The National Eye Institute estimate that around 90 percent of treatments for retinal detachment are successful, although some people will need further treatment.
Sometimes, it is not possible to reattach the retina, and the person's vision will continue to deteriorate.
The patient's vision should return a few weeks after treatment. If the macula is involved in the detachment, the person's sight may never be as clear as it was before. The macula is the part of the eye that enables us to see what is straight in front of us.
The cost of surgery for retinal detachment depends on the type of procedure. Research published in 2014 suggests that "treatment and prevention of RD are extremely cost effective compared with other treatment of other retinal disease, regardless of treatment modality."
The study, published in the journal Ophthalomology, balanced the cost of treatment against the benefits of good eyesight and quality of life.
Attending regular eyesight tests can help to reduce the risk of retinal detachment, as eye conditions such as this can sometimes be detected in the early stages.
Treatment options for a detached retina are all kinds of surgery, as described above.
If a doctor suspects retinal detachment, they will normally refer the patient to an eye specialist, or ophthalmologist, for a precise diagnosis.
Factors that may increase the risk of developing retinal detachment include:
- genetics, for example, if a close family relative has had retinal detachment
- middle and older age
- extreme nearsightedness
- previous cataract surgery, especially if it was complicated
- previous retinal detachment
- eye conditions, such as uveitis, degenerative myopia, lattice degeneration, and retinoschisis
- trauma, for example, a blow to the eye

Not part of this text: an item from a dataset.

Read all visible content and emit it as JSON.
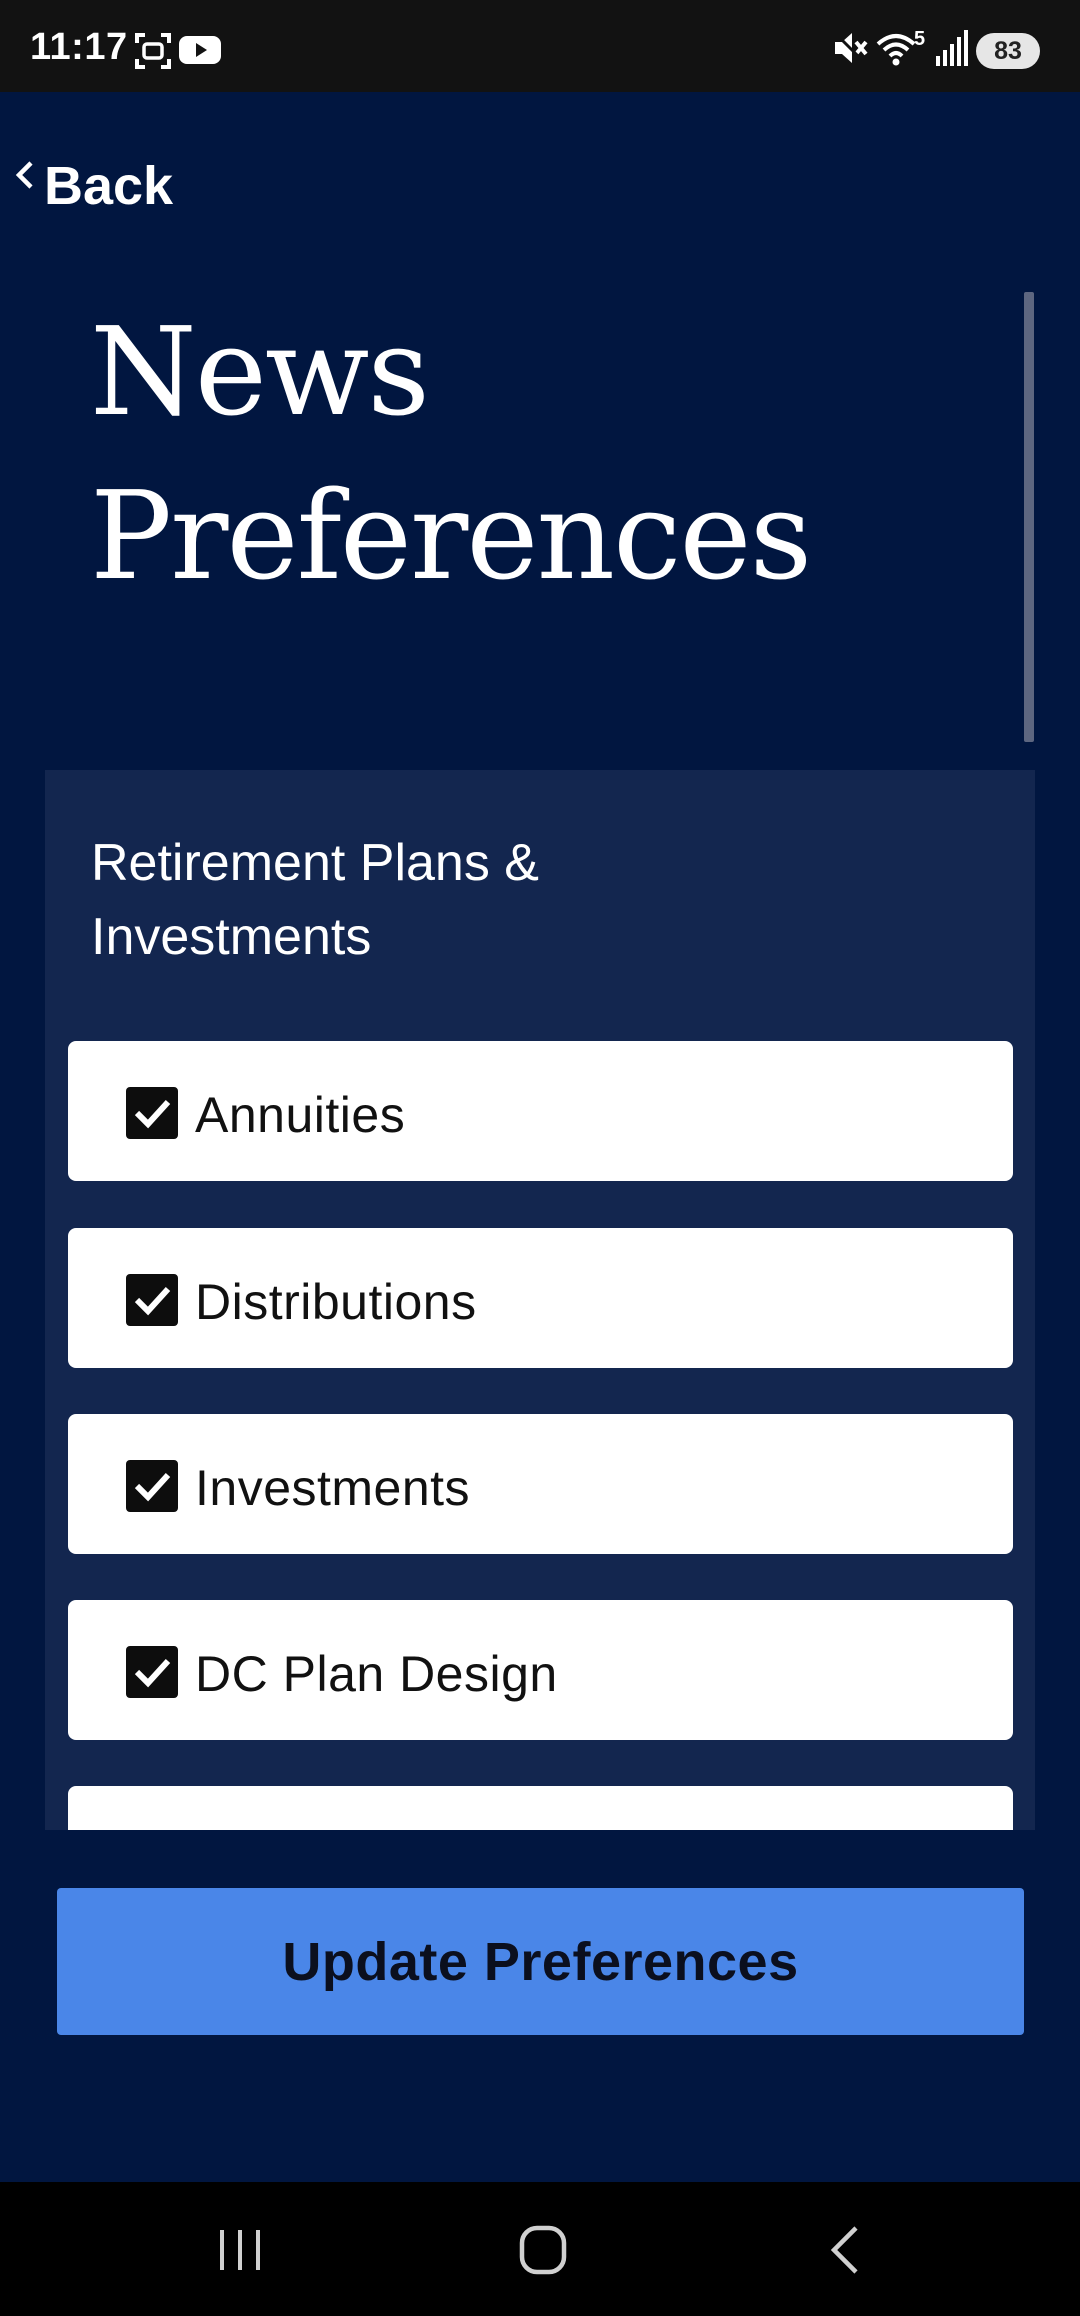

- diabetes, especially if the diabetes is poorly controlled
Anyone with these risk factors should be aware of the possibility of a detached retina.